WILLIAM C. COPE: We're talking about a medical issue, and you've got two people who are not docs. You've got two people who've been there and done that, who are recovering. To have a program and an audience -- I can promise you that this program will result in people finding hope and then getting to help. So what we need, if I could suggest one thing, is more of this. We need more people standing up and speaking out and sharing their own experiences.




DR. PAPA: I think there has to be serious consideration in dollars that are behind treatment. Access, training for physicians, because a lot of physicians are very uncomfortable with this -- They don't have this as part of their training -- to create that connect-the-dot.


DR. SALGO: Mm-hmm.


DR. PAPA: And better research on how do you get -- because there's a lot of resistance to peer-to-peer, interestingly enough. But, basically, put your money where your mouth is. If you really think this is a crisis, don't just cut off the supply. You know, treat the entire condition.


DR. SALGO: Kelly?


KELLY: So, probably my number-one suggestion, just based on, again, like, my personal experience and that of someone on a more clinical path now, is just, like, across-the-board compassion training for EMTs and ED people, because I've had some pretty horrific encounters with EMTs in person, as the receiver, on social media -- people who are proudly ambulance drivers and EMTs just saying pretty derogatory, awful things about "junkies." And, like, that word doesn't offend me. However, stigmatized language and not using it does much more for the provider of care than it does for the receiver.
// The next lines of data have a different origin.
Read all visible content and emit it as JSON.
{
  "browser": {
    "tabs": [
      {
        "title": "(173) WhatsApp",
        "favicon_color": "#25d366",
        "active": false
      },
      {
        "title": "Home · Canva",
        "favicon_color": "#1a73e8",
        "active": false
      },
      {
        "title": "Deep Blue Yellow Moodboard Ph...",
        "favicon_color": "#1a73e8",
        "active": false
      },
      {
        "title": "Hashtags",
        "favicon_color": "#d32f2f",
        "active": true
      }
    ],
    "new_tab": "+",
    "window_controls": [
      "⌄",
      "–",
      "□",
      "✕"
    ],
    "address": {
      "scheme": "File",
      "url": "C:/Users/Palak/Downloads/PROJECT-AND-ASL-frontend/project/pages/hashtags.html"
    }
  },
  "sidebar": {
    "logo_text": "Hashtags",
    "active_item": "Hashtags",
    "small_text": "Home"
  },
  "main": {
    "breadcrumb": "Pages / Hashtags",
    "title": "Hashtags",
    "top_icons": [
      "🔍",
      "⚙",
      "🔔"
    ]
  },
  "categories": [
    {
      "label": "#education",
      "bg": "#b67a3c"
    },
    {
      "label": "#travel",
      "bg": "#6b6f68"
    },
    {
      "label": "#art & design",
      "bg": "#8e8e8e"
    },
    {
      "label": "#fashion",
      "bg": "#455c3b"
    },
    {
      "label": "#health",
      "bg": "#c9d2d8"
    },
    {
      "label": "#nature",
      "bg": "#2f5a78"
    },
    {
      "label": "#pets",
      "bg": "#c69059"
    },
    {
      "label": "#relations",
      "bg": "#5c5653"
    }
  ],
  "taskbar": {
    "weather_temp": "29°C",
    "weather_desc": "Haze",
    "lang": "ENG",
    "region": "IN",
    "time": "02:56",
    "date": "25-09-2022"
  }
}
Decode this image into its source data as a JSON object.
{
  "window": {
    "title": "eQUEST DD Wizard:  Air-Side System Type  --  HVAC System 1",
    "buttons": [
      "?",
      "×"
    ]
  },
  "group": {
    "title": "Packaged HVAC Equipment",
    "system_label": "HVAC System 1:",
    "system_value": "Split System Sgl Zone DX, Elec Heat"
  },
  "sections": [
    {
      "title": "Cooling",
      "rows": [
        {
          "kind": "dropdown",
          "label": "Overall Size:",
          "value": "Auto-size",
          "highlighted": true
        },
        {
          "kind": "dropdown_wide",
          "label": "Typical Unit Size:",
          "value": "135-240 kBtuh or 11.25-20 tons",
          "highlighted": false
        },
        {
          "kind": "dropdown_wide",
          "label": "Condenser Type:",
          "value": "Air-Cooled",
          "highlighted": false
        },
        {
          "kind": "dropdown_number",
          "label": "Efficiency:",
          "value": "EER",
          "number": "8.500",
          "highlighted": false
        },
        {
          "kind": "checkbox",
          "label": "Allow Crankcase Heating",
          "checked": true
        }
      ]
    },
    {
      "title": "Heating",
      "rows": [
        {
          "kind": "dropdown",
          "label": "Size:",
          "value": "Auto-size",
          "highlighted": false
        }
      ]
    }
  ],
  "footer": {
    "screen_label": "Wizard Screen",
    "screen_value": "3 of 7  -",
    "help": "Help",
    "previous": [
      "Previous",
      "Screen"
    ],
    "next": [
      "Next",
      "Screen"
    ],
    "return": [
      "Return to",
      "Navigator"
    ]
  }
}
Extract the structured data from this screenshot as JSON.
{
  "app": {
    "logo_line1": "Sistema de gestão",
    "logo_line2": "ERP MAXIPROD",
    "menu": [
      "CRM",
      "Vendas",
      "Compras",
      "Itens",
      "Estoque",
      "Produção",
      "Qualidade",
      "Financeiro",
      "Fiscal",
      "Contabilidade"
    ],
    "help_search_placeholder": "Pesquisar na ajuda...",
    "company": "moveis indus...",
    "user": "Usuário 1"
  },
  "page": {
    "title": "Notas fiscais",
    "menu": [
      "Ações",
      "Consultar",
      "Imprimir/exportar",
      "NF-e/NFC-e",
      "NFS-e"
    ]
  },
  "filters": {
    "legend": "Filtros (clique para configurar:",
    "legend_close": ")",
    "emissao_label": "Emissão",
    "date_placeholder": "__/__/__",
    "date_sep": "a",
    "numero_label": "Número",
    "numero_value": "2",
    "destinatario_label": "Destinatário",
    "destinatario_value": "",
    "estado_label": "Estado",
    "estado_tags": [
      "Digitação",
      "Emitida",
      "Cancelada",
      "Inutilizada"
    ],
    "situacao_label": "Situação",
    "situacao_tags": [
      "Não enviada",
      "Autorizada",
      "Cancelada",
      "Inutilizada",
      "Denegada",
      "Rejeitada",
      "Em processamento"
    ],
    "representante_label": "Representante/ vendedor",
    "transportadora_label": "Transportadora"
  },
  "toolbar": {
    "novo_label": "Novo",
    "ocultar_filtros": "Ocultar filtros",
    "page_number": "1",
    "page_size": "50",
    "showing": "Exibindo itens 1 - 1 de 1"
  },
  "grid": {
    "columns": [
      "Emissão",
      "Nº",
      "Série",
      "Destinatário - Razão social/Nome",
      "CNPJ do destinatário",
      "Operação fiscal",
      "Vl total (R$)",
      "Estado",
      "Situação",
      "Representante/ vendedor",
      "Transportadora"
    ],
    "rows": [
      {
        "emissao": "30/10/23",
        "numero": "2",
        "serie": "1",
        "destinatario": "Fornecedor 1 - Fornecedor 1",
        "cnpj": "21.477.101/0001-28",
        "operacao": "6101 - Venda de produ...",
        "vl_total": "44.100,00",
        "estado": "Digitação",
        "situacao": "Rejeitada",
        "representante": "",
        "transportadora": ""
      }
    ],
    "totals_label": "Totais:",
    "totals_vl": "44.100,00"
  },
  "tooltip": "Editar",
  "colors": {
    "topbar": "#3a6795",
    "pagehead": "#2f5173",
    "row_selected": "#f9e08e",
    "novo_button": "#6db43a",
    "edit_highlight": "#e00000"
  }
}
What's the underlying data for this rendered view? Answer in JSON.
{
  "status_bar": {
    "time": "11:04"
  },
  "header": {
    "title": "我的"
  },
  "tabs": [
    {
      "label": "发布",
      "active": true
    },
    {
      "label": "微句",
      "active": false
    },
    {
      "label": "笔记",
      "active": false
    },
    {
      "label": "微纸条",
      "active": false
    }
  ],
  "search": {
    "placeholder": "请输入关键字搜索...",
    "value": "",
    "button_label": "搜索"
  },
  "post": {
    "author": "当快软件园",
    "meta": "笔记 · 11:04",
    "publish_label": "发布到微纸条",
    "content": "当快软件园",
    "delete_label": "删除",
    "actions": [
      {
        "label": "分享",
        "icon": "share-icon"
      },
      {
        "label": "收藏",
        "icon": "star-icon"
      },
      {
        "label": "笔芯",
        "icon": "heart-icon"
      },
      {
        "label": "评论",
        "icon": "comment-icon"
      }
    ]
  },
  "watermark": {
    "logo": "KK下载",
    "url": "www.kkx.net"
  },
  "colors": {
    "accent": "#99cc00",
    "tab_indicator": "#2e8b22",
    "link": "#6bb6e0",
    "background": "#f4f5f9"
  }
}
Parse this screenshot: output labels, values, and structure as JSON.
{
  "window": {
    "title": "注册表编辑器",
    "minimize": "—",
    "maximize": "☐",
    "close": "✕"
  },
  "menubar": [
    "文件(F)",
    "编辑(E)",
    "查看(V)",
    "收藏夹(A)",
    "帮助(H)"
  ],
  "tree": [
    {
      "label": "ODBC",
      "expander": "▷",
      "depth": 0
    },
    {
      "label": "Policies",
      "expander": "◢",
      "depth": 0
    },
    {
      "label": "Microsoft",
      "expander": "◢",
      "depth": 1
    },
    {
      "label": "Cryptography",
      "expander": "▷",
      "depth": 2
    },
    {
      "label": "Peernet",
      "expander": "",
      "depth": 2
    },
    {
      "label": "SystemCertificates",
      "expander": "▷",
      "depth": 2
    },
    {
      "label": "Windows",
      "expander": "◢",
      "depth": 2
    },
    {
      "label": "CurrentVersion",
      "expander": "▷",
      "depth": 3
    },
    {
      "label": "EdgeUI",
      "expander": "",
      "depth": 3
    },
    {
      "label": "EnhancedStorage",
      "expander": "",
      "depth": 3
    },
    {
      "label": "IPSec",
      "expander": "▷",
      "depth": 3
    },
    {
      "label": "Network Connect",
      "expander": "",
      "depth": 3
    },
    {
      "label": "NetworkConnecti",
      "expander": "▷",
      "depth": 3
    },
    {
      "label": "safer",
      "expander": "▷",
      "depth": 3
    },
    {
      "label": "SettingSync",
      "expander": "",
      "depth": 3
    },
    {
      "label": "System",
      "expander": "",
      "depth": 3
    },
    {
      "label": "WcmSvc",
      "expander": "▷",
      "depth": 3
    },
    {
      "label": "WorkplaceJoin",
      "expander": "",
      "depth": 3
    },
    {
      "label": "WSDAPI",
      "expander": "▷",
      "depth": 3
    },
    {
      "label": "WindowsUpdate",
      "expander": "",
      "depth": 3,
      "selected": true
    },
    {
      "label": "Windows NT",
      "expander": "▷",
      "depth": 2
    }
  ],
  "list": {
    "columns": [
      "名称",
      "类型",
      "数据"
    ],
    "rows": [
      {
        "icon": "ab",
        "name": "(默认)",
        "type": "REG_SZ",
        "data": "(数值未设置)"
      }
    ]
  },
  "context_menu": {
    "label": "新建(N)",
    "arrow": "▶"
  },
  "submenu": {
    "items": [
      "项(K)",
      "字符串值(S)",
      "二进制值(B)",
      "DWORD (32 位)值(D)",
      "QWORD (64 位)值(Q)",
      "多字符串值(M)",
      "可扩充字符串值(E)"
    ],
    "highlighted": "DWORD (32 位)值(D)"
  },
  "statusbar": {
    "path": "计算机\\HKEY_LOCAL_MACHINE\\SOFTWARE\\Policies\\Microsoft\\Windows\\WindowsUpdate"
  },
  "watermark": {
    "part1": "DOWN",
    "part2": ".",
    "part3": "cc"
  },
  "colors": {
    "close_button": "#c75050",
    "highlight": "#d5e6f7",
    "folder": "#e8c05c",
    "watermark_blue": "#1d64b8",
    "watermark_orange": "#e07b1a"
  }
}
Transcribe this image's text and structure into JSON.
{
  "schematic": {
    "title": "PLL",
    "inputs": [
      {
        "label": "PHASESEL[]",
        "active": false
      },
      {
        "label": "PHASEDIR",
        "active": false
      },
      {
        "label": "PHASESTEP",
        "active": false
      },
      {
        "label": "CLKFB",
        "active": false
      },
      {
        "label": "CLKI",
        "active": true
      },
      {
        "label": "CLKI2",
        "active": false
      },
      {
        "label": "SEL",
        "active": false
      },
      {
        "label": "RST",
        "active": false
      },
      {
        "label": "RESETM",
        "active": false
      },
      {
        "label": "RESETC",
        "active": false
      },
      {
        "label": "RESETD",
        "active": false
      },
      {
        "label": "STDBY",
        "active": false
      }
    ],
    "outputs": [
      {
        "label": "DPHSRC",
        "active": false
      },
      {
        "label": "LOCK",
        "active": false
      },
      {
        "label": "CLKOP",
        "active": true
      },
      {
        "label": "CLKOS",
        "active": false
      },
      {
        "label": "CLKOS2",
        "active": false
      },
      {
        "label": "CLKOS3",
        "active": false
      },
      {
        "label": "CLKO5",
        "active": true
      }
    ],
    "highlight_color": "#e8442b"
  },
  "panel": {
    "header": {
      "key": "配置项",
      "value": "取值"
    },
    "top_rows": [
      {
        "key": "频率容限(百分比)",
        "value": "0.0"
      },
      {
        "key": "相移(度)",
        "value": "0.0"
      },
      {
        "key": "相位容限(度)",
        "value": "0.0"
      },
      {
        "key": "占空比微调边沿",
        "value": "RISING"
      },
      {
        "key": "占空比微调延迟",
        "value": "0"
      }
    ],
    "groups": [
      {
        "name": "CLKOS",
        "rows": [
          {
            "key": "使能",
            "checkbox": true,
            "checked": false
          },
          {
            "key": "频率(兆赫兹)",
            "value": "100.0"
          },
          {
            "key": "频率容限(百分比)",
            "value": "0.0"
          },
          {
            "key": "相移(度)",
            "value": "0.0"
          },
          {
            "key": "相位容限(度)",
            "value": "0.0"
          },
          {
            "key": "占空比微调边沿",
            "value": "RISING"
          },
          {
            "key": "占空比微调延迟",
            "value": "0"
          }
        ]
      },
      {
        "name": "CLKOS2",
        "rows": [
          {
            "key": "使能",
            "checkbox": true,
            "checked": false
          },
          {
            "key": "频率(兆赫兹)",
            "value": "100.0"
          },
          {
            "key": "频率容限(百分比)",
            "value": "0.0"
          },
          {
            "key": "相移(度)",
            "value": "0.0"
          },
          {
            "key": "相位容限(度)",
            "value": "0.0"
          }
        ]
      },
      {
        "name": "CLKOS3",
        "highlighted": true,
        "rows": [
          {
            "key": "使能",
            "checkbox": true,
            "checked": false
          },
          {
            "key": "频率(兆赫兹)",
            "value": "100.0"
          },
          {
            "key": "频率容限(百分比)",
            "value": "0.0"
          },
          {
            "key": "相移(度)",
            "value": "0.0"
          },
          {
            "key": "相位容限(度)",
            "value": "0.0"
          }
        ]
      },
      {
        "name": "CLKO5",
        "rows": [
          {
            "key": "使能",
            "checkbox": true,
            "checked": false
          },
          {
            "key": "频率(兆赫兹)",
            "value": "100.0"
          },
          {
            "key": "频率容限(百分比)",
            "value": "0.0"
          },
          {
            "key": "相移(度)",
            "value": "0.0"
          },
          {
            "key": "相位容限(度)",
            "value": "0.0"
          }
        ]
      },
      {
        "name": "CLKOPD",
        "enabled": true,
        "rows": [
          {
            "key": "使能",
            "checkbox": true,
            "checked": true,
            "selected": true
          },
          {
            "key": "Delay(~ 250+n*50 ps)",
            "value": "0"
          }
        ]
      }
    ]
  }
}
It doesn't bother me what term you use to call me. For the person providing it, would you feel more comfortable treating a junkie or a person with substance use disorder? So, you know, taking a course on ethical, compassionate, and informed treatment, person-centered care, smart care, anything like that for anyone who is going to have their hands on treatment at all, I think... It's just, that's the dream.


DR. SALGO: Aaron, you get the last word.


AARON: Love, you know?


KELLY: Mm-hmm.


AARON: Love for yourself. Love for the other. Love for the disadvantaged. Love for the person who is down and out. My grandmother used to always say, "There but for the grace of God go I." I'm not a religious person, but I say this at least once or twice a day.


DR. SALGO: Well, thank you very much. It's been a great discussion, and I want to thank all of you for being here. Kelly, thank you so much for sharing. This can't be easy, to share this kind of experience, and I just want to tell you how much we appreciate...


KELLY: Yeah.


DR. SALGO: ...your being here. I want to thank our panel, of course, as a group. I want to thank our studio audience for being here. I want to thank our audience at home for watching. Now, you'll find more "Second Opinions" and more patient stories online at, and you can find us anytime on social media. I'm Dr. Peter Salgo, and I'll see you next time for another "Second Opinion."


 [ Applause ]


NARRATOR: Behind every heartbeat is a story we can learn from.




NARRATOR: As we have for over 80 years, Blue Cross and Blue Shield companies are working to use the knowledge we gained from our members to better the health of not just those we insure, but all Americans. Some call it responsibility, we call it a privilege. Second Opinion is funded by Blue Cross Blue Shield.


ANNOUNCER 2: Second Opinion is produced in conjunction with UR Medicine, part of University of Rochester Medical Center, Rochester, New York.